[Items from an interface collection]
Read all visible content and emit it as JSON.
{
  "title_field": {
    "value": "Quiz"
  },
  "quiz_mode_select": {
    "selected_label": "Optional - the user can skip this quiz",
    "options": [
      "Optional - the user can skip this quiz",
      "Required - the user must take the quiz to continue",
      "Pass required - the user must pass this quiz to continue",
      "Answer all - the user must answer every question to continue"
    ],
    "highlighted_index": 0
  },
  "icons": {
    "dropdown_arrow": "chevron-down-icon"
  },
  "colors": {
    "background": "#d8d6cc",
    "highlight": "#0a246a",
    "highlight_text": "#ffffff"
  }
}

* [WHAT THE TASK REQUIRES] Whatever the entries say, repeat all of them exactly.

* [PROBLEM SOLUTION]
Read all visible content and emit it as JSON.
{
  "title_field": {
    "value": "Quiz"
  },
  "quiz_mode_select": {
    "selected_label": "Optional - the user can skip this quiz",
    "options": [
      "Optional - the user can skip this quiz",
      "Required - the user must take the quiz to continue",
      "Pass required - the user must pass this quiz to continue",
      "Answer all - the user must answer every question to continue"
    ],
    "highlighted_index": 0
  },
  "icons": {
    "dropdown_arrow": "chevron-down-icon"
  },
  "colors": {
    "background": "#d8d6cc",
    "highlight": "#0a246a",
    "highlight_text": "#ffffff"
  }
}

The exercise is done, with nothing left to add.